WHAT THE EXERCISE ASKS:
Each line of the data below that includes the string "active" must be copied.

[Dataset rows for apps and sites]

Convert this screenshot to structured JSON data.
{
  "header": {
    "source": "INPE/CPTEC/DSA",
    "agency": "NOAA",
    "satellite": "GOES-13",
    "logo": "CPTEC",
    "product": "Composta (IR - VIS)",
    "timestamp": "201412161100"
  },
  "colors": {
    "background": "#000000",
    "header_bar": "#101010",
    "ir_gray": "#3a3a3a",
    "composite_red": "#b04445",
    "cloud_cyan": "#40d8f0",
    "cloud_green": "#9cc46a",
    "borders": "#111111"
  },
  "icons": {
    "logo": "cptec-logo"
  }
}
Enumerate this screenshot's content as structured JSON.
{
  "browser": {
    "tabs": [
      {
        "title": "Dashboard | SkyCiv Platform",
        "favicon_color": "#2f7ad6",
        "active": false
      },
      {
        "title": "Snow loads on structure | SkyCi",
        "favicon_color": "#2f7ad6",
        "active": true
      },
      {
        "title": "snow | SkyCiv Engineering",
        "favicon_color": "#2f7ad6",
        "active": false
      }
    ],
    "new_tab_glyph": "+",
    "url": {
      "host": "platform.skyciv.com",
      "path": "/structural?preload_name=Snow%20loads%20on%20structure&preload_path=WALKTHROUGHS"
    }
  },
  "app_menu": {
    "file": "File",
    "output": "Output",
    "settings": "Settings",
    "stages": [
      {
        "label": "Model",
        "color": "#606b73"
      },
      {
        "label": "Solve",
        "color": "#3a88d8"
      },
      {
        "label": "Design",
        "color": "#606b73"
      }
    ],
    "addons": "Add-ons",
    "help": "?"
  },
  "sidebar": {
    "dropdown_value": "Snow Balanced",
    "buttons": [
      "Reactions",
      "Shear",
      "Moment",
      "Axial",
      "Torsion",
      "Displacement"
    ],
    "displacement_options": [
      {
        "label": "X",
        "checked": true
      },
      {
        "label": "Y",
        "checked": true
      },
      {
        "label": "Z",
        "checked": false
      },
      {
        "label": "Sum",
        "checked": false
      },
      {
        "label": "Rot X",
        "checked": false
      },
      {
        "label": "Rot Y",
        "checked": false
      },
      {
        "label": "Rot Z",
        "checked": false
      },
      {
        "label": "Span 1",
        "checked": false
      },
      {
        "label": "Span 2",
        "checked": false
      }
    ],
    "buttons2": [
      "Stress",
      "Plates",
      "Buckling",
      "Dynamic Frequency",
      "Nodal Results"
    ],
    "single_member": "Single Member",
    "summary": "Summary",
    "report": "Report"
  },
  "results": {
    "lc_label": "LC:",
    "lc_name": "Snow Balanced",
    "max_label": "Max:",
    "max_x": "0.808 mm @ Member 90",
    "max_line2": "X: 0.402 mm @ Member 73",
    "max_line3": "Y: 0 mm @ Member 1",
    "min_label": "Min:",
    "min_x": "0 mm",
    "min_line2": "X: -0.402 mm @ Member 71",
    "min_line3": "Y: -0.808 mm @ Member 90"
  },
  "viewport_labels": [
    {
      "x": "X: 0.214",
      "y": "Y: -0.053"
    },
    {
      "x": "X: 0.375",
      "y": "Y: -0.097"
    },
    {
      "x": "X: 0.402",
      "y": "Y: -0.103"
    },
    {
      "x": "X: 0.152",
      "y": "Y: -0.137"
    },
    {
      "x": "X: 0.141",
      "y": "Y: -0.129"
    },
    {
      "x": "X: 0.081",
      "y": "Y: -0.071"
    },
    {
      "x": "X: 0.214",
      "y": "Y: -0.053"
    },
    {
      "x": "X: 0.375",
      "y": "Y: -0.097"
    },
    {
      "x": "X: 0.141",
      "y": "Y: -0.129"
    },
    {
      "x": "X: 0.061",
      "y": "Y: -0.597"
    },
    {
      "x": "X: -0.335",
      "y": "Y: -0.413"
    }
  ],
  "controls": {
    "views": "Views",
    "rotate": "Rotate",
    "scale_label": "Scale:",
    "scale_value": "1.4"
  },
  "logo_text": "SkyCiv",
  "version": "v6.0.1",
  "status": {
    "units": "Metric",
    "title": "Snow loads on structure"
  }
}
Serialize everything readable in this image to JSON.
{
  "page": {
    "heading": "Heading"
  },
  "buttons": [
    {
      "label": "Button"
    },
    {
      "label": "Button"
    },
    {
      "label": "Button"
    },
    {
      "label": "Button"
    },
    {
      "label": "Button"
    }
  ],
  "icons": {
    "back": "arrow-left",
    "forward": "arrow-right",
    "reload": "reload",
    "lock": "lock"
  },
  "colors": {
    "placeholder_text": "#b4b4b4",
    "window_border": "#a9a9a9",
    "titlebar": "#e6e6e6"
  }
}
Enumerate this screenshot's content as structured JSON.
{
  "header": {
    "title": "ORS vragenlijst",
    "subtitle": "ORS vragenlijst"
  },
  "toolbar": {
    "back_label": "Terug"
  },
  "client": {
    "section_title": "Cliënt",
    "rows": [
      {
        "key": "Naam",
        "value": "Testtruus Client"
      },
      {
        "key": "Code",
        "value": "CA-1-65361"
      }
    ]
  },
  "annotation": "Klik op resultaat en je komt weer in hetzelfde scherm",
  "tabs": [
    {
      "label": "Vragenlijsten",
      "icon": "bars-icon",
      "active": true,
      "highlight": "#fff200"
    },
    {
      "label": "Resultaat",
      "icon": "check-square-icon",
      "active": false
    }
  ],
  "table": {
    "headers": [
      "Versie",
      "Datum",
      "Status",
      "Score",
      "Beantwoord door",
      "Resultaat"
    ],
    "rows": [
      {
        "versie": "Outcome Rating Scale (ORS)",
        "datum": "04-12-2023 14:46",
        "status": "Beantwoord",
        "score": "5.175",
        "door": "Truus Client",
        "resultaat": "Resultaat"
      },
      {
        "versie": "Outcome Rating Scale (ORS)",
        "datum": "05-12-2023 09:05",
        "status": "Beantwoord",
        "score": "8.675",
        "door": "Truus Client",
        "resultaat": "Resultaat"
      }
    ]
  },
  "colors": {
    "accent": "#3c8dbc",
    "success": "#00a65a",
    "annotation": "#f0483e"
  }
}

WRITTEN ANSWER:
        "active": false
        "active": true
        "active": false
      "active": true,
      "active": false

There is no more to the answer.